═══ Data records ═══

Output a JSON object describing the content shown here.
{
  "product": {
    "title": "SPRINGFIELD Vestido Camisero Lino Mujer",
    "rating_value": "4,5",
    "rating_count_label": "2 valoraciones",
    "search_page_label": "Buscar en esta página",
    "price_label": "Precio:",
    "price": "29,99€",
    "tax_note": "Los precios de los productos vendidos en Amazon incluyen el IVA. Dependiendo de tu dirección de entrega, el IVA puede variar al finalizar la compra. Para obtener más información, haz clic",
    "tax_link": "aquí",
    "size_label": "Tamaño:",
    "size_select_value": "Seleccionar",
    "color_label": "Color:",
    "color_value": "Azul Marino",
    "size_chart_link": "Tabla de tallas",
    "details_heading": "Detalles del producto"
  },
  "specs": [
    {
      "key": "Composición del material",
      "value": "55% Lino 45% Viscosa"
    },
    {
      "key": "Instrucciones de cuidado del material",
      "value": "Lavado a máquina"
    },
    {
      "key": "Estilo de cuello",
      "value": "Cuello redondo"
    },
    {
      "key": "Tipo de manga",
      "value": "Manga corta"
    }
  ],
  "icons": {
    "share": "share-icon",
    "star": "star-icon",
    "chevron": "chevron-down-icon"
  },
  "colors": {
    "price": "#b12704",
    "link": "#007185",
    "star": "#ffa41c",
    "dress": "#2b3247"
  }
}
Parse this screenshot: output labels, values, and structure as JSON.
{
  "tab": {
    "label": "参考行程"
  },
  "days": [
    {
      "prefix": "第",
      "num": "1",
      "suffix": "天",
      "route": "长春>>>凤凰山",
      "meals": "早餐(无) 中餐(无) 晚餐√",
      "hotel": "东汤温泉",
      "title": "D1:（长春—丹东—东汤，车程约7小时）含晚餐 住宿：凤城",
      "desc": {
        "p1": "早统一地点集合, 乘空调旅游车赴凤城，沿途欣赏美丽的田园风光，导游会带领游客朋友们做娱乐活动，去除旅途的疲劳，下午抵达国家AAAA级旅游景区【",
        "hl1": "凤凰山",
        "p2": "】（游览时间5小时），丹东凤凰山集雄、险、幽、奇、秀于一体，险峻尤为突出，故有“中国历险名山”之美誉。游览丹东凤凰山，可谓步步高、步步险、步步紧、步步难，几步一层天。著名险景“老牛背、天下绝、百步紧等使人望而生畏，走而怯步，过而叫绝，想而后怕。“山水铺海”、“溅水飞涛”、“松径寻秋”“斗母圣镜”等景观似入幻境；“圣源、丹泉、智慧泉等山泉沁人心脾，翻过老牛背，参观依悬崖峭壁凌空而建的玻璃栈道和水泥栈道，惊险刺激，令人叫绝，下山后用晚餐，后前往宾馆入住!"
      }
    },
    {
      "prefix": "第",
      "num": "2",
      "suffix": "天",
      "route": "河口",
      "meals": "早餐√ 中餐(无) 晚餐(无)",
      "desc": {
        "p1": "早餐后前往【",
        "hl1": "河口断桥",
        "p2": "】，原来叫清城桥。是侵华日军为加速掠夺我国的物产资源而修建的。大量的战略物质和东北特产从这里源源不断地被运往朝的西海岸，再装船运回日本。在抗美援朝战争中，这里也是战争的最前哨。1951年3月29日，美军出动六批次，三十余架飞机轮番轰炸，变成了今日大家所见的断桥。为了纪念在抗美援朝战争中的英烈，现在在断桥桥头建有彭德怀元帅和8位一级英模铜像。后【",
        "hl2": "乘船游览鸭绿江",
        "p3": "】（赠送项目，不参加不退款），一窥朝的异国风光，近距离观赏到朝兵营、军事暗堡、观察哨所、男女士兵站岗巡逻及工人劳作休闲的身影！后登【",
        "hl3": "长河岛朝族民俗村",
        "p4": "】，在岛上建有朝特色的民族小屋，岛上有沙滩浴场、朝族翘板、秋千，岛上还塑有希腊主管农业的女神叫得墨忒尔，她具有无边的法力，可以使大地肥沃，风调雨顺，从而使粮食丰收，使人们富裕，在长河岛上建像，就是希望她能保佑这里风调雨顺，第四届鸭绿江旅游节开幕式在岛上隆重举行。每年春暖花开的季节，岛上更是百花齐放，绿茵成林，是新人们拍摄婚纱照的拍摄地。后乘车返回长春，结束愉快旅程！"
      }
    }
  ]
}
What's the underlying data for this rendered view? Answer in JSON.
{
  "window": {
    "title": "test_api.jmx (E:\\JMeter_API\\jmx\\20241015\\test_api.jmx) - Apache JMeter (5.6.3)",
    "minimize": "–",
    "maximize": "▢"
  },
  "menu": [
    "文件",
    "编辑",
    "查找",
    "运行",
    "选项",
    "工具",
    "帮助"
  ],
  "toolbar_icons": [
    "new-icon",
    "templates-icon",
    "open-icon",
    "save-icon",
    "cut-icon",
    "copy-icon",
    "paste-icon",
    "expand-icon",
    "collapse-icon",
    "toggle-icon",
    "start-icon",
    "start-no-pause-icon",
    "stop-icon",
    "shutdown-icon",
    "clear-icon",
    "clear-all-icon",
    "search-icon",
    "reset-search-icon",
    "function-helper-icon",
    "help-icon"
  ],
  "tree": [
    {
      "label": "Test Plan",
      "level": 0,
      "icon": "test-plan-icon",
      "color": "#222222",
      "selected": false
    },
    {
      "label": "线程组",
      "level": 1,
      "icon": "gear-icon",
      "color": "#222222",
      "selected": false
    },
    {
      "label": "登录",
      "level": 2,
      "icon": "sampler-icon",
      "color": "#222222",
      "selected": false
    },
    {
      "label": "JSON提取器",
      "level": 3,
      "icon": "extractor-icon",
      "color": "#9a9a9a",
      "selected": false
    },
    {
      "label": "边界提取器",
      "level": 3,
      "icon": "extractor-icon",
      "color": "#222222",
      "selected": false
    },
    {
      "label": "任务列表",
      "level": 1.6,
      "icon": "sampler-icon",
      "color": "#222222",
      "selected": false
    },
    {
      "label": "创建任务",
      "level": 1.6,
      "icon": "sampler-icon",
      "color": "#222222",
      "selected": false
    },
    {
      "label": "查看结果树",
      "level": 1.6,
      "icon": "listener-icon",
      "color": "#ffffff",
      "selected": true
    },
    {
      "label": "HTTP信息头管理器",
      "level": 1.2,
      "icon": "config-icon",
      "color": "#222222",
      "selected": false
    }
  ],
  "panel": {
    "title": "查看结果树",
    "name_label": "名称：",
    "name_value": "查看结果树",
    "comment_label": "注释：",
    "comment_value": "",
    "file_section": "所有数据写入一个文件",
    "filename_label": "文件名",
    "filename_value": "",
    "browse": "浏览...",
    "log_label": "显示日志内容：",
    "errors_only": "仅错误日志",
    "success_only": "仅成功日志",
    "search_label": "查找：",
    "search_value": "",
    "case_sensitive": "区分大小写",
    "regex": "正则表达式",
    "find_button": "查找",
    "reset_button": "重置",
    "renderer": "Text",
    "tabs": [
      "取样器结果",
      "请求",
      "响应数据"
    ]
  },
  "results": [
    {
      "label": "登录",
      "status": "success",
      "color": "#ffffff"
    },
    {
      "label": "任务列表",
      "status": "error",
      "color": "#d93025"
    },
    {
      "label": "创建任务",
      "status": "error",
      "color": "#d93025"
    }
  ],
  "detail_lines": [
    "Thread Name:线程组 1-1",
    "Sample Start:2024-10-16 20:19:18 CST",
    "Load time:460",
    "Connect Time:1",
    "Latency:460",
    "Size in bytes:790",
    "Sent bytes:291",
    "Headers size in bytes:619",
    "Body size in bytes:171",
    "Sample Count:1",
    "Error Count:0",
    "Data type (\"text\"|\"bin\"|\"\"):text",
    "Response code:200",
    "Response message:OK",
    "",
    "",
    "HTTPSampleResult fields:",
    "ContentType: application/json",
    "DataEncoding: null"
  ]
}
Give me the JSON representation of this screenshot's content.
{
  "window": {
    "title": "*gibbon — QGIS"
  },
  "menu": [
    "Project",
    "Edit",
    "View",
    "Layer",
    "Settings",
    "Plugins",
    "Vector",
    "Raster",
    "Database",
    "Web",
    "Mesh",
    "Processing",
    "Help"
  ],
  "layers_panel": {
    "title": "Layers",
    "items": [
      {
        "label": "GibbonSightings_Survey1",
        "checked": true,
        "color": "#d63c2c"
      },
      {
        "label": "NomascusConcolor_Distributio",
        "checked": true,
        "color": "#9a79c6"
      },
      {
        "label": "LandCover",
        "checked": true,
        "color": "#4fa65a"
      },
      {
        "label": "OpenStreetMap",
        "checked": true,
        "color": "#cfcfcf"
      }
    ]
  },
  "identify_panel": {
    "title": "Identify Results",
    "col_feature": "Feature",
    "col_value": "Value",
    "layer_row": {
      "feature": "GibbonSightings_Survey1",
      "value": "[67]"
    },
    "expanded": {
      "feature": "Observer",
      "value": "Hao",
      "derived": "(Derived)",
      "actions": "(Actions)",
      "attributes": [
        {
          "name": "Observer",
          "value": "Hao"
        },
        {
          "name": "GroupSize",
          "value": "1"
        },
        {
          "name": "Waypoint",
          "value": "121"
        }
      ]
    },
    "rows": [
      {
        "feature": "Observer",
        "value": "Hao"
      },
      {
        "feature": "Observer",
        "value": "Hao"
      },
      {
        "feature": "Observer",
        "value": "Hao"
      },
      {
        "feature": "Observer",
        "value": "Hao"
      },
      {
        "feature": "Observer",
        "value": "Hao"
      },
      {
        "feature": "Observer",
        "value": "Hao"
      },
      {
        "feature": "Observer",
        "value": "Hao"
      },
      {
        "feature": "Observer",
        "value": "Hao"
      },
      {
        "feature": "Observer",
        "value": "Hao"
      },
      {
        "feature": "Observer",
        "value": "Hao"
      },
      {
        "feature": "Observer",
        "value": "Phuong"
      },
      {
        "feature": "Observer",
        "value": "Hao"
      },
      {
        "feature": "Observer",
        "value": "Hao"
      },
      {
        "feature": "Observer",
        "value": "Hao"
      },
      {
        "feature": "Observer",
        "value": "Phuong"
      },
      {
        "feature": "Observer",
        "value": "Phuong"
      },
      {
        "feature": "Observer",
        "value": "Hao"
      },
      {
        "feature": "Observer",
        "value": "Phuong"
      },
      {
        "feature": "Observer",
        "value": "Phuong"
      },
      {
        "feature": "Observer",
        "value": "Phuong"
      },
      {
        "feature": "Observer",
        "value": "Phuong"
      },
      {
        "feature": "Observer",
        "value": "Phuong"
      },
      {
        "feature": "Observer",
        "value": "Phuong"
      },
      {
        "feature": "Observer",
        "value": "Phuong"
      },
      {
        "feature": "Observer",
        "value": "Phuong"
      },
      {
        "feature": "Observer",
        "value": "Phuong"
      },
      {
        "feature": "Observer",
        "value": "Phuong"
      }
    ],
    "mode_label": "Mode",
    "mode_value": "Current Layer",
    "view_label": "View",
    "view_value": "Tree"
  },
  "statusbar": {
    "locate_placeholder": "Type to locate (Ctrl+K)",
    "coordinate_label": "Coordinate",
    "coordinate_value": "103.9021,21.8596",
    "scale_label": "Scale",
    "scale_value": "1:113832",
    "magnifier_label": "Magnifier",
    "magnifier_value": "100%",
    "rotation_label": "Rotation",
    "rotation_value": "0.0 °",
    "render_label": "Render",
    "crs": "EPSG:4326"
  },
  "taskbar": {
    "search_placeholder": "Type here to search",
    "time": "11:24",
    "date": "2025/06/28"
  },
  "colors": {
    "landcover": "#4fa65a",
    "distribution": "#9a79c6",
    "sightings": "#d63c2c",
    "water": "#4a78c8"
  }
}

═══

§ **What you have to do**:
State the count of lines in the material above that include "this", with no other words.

§ **Response**:
3